===== Input

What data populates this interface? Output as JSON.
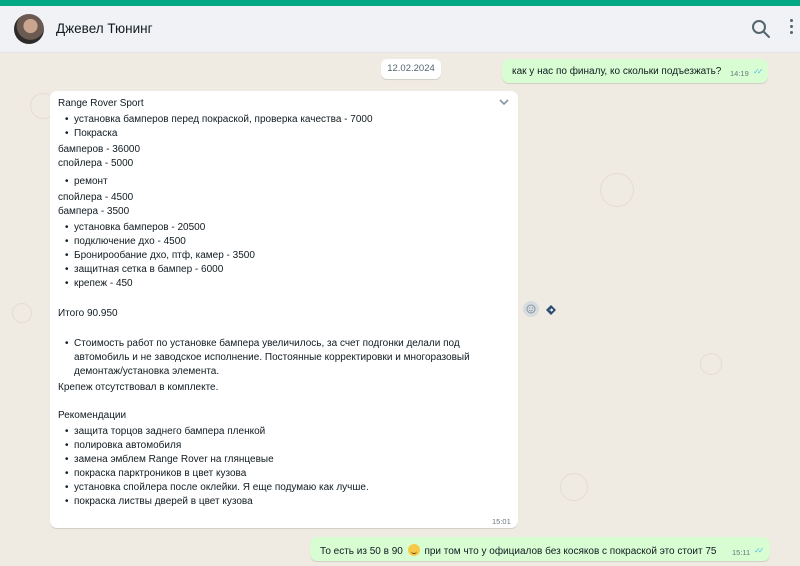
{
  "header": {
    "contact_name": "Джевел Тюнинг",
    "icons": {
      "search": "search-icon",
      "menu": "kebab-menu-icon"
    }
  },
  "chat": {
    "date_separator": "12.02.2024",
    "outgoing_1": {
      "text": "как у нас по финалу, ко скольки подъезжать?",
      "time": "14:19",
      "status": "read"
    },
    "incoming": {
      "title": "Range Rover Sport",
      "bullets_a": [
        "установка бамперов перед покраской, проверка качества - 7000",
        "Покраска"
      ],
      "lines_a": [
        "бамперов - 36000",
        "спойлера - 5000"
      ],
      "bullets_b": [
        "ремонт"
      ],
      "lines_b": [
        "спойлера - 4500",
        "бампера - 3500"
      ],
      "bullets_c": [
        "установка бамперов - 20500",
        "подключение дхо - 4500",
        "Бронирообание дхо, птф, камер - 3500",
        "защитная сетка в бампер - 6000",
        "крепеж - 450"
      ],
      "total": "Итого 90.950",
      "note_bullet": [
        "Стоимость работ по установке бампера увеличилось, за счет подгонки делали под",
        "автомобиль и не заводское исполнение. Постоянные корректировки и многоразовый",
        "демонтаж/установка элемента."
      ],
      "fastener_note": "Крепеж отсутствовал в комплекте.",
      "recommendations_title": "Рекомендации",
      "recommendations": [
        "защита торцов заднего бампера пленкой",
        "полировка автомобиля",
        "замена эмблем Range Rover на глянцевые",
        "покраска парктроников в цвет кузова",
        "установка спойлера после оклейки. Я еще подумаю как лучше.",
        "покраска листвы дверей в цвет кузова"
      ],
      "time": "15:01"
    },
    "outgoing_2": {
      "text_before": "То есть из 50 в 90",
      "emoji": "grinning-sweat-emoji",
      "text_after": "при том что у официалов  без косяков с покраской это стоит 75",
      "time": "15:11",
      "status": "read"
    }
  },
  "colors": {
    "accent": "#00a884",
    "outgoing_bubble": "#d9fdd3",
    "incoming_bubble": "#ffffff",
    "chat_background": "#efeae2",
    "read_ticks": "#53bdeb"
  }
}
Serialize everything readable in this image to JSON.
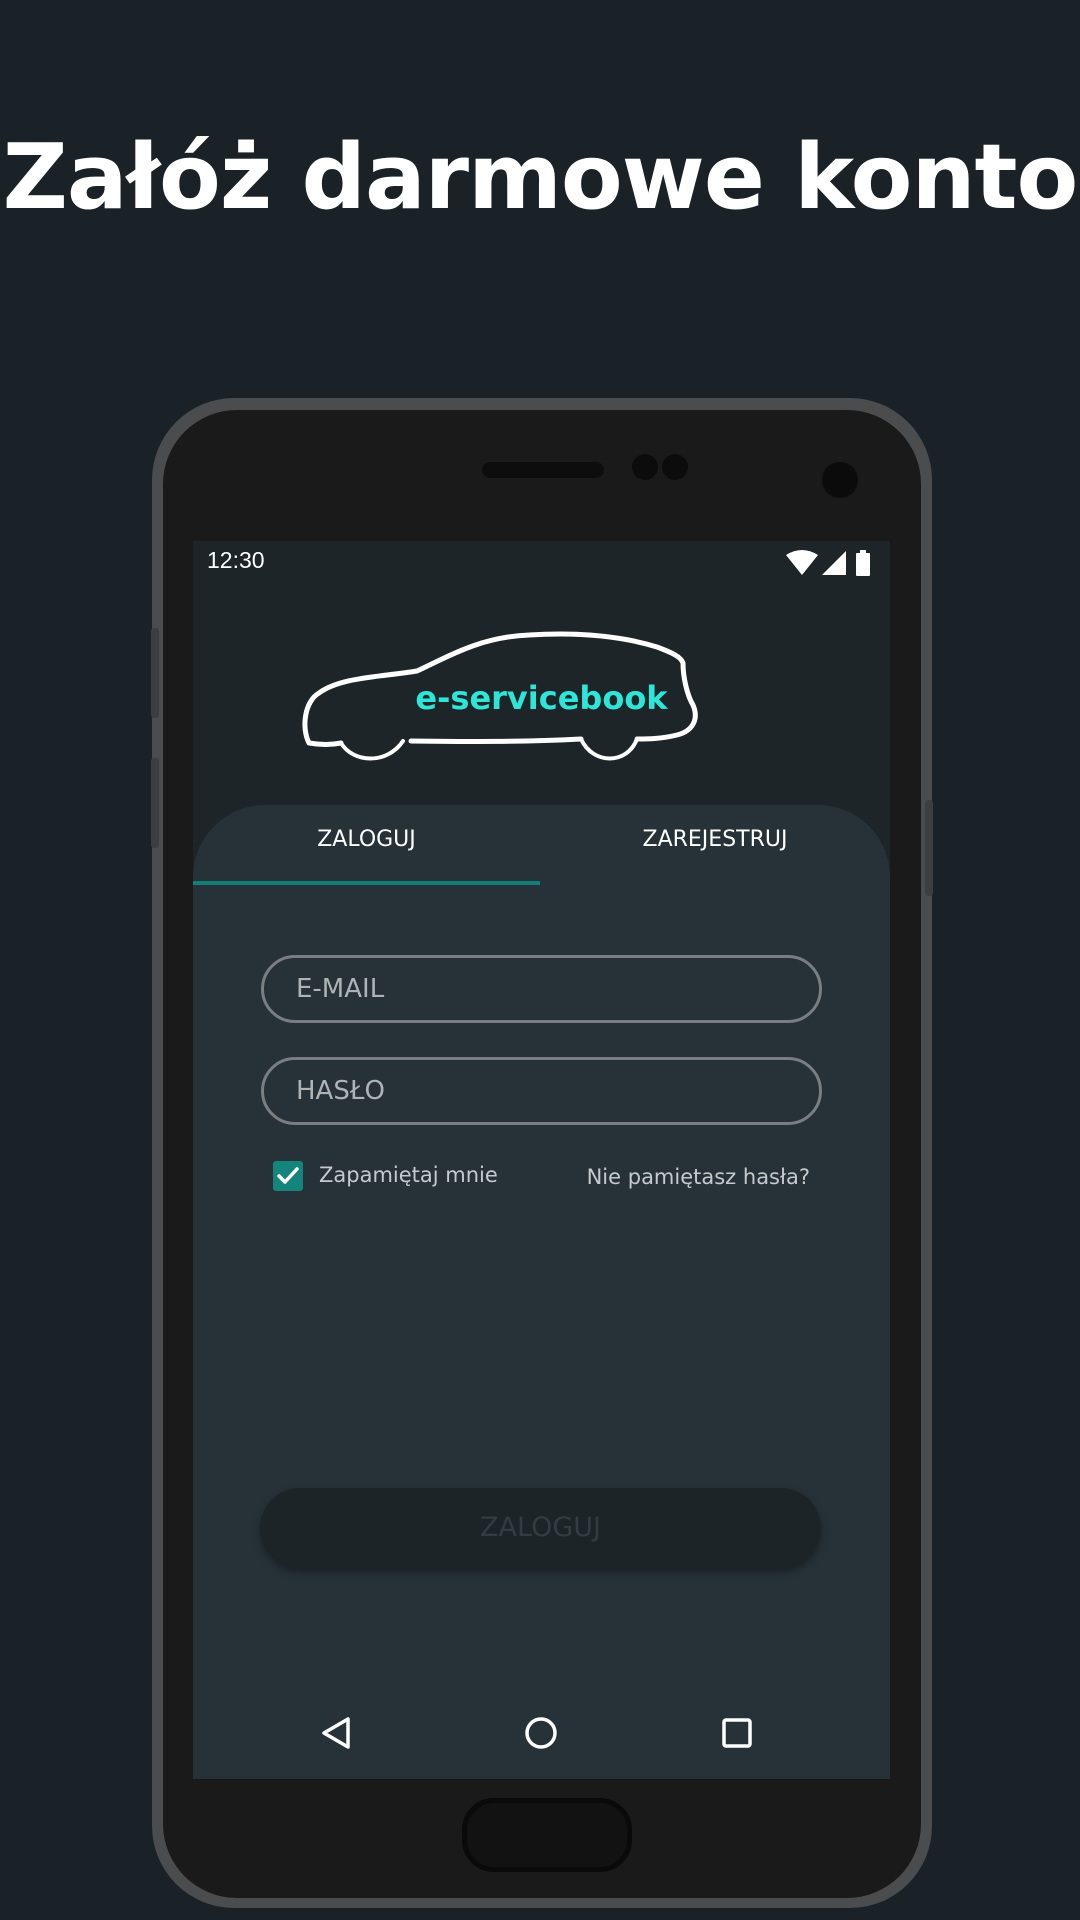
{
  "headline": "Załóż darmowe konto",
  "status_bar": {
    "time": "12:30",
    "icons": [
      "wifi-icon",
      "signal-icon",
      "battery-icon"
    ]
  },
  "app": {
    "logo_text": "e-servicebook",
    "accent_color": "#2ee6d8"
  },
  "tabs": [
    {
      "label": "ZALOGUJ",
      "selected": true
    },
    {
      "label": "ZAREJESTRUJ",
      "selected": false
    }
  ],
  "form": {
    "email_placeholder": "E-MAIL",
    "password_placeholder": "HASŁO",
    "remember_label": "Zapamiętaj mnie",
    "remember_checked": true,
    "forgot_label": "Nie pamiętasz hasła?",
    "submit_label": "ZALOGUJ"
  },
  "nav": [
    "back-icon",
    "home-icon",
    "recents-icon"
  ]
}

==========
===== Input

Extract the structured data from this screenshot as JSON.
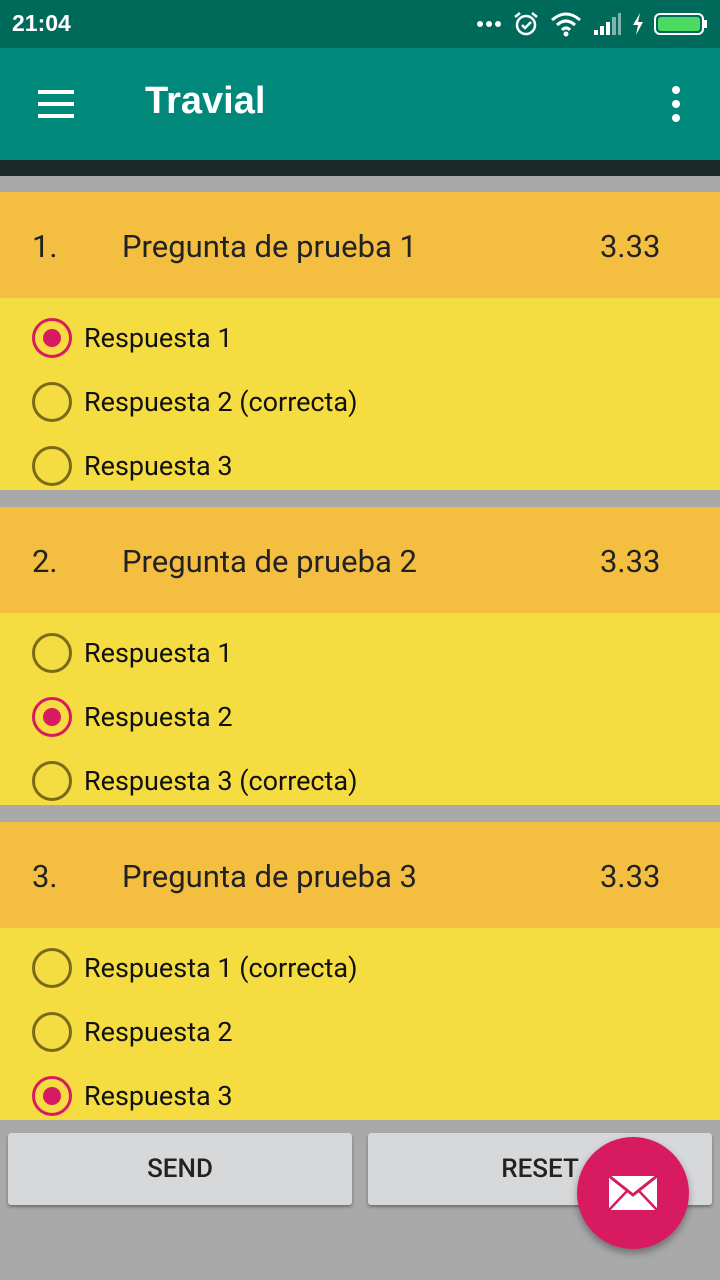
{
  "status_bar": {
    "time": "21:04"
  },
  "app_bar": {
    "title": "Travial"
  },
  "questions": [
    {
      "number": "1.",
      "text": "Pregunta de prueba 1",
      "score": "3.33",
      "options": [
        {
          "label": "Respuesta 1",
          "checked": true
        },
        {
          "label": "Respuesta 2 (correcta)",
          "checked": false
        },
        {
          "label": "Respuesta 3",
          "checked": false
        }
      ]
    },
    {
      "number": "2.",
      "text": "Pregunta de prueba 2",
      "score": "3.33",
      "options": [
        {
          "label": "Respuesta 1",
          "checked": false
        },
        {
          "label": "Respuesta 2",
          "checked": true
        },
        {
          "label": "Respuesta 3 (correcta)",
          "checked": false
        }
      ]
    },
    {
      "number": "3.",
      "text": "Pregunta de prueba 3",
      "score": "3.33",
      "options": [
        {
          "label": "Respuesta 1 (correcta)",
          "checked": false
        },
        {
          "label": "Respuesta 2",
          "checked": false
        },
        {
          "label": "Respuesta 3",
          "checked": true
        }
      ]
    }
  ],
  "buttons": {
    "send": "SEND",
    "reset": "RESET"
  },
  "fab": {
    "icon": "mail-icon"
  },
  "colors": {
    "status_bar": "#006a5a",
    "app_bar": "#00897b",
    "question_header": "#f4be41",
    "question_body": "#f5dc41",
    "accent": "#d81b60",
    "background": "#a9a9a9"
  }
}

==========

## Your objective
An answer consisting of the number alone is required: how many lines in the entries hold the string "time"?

## Your response
5